Record set Start Marker

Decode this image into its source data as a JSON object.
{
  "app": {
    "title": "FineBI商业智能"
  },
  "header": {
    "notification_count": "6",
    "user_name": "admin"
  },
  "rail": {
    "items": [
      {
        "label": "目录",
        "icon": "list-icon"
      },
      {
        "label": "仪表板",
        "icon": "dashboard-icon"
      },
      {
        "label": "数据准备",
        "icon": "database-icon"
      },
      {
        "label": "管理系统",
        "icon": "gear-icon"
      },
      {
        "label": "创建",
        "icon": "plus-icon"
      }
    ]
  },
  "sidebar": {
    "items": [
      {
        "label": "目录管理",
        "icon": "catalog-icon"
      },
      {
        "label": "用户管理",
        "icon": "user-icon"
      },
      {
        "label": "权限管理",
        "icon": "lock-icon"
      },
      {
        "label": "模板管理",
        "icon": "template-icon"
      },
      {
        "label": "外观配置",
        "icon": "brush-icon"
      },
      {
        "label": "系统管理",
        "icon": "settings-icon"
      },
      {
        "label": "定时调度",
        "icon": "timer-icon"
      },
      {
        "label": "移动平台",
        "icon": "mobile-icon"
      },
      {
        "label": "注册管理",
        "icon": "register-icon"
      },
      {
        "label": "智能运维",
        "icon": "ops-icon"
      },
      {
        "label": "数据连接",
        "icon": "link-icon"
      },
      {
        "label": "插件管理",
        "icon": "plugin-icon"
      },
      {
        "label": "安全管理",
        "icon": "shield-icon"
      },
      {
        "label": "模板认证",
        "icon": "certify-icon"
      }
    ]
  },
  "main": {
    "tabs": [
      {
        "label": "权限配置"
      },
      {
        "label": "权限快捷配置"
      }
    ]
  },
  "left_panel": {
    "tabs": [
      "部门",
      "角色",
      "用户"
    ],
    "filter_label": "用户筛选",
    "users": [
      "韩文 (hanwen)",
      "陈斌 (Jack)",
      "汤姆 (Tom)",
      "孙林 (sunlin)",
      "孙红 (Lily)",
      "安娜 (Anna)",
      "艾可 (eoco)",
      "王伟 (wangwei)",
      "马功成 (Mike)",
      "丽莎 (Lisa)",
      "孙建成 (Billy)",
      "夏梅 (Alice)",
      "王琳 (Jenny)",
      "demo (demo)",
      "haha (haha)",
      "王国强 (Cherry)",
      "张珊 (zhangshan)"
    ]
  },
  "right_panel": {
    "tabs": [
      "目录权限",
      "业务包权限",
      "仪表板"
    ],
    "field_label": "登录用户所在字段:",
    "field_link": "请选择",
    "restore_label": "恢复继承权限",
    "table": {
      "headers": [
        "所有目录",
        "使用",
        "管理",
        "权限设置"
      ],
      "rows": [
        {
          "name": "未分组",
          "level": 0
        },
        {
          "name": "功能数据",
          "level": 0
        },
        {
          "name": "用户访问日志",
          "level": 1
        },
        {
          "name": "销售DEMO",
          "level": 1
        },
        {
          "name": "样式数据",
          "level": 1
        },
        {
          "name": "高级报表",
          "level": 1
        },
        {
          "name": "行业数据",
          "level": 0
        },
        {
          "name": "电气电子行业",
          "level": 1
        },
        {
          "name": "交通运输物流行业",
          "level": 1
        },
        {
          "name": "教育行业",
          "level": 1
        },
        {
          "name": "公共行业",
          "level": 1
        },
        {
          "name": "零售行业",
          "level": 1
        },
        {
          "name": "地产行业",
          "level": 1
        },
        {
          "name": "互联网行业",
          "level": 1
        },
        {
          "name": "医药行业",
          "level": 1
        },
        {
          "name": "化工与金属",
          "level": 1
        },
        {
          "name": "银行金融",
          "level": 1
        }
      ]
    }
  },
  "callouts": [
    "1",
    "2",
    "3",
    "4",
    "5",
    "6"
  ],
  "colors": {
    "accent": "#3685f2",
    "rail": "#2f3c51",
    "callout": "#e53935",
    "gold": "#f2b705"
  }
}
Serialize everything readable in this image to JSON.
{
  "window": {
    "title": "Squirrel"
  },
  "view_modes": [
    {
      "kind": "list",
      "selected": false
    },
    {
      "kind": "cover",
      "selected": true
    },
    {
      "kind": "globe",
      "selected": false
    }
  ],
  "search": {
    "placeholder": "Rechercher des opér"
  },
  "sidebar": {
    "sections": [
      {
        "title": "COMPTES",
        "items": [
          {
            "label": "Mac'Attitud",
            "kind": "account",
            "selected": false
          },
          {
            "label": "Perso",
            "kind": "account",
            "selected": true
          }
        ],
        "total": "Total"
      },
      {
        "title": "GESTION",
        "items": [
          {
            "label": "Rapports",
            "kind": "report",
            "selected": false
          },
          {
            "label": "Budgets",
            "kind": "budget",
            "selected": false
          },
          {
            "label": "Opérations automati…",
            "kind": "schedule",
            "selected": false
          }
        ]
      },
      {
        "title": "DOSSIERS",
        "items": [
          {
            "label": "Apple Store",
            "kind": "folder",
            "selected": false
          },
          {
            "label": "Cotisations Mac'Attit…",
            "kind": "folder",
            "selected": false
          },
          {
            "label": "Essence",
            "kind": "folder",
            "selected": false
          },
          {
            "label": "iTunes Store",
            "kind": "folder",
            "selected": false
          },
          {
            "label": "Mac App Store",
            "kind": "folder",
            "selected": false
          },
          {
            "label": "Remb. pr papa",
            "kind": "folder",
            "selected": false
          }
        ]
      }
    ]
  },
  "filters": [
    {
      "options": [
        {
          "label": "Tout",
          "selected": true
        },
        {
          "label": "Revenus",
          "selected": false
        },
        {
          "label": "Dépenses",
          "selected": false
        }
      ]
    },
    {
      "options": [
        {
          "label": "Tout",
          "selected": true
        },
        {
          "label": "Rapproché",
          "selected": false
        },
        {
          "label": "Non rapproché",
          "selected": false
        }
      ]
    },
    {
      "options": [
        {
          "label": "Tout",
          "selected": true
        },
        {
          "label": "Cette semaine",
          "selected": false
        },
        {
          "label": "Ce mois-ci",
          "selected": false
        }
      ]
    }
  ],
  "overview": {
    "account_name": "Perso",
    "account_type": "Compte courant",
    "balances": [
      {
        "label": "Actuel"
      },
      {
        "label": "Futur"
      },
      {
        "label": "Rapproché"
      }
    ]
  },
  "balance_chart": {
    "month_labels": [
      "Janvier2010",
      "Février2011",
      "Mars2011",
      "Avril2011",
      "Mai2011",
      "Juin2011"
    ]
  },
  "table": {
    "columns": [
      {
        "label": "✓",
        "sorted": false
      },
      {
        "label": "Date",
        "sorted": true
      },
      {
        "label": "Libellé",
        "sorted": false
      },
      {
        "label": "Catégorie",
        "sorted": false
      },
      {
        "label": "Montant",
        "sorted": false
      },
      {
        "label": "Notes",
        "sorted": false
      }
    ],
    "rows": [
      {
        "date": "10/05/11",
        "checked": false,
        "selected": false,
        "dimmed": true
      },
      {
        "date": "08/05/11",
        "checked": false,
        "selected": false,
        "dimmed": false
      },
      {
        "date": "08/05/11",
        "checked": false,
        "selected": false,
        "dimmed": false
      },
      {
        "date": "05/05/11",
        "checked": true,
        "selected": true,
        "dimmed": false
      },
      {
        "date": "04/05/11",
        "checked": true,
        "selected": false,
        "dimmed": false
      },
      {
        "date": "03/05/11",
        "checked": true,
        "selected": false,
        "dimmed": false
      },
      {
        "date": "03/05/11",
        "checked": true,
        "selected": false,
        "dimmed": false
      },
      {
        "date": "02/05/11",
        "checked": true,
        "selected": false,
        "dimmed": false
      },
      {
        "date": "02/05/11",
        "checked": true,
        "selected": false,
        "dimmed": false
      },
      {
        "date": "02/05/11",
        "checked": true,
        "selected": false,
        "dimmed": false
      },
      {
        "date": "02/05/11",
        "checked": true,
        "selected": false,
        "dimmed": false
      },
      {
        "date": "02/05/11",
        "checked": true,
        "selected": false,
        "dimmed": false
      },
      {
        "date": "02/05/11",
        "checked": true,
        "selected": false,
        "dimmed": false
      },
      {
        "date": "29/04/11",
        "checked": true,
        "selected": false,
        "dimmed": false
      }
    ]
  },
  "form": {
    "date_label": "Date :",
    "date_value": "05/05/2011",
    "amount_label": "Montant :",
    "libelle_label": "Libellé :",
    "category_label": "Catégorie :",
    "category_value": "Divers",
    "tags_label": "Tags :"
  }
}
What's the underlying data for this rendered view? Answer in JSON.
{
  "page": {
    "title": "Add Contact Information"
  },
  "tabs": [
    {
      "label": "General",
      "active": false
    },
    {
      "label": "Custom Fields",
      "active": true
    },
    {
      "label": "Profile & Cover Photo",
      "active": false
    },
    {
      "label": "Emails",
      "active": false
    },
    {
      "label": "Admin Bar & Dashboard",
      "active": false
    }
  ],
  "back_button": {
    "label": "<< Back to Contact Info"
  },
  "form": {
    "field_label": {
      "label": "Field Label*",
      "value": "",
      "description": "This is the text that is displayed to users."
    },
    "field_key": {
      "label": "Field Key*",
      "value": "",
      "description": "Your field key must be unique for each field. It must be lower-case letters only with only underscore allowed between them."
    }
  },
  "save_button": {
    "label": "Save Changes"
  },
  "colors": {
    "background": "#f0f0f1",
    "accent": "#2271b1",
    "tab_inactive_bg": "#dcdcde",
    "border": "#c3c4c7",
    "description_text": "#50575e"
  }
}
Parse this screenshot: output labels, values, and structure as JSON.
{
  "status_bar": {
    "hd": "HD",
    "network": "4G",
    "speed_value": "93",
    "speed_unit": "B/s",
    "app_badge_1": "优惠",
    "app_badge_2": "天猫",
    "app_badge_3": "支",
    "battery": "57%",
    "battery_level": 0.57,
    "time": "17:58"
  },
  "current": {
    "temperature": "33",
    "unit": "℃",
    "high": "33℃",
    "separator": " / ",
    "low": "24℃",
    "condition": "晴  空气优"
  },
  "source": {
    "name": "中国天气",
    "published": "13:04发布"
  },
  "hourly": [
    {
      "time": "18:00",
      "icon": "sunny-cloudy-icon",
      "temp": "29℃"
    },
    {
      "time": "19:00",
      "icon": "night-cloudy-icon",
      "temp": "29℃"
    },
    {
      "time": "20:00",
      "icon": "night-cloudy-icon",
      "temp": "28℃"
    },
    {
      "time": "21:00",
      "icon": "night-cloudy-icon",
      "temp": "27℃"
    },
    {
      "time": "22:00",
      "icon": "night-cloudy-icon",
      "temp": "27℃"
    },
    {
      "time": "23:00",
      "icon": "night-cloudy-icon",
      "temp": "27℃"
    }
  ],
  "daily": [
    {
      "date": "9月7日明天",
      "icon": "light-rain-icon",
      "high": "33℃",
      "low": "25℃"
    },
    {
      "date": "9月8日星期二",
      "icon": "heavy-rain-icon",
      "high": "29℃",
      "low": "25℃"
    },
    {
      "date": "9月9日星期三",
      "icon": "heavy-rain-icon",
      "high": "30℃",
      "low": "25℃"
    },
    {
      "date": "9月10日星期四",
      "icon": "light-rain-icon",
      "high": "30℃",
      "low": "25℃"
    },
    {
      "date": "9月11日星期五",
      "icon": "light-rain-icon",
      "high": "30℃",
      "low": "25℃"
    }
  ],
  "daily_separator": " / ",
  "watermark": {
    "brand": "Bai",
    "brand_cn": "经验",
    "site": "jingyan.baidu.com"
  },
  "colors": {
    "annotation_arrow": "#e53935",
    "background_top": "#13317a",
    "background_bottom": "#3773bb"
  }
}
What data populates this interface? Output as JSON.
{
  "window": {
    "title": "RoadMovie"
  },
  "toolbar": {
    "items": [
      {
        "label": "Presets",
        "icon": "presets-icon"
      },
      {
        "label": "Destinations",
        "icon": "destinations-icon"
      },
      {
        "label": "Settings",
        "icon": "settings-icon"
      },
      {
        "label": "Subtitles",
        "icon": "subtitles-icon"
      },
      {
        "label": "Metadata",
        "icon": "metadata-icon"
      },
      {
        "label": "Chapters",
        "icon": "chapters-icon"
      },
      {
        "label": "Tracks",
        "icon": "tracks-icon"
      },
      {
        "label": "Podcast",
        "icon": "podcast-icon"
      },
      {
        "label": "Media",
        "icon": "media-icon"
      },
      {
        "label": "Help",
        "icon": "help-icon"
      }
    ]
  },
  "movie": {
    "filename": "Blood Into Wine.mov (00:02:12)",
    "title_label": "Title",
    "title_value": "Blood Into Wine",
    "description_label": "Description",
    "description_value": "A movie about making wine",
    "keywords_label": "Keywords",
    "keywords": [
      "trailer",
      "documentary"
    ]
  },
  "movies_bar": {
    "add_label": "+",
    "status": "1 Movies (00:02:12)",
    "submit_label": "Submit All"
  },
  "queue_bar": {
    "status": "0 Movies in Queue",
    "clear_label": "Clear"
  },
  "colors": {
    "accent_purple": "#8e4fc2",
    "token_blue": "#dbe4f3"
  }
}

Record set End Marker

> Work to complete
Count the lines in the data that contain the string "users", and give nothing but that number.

> Answer section
2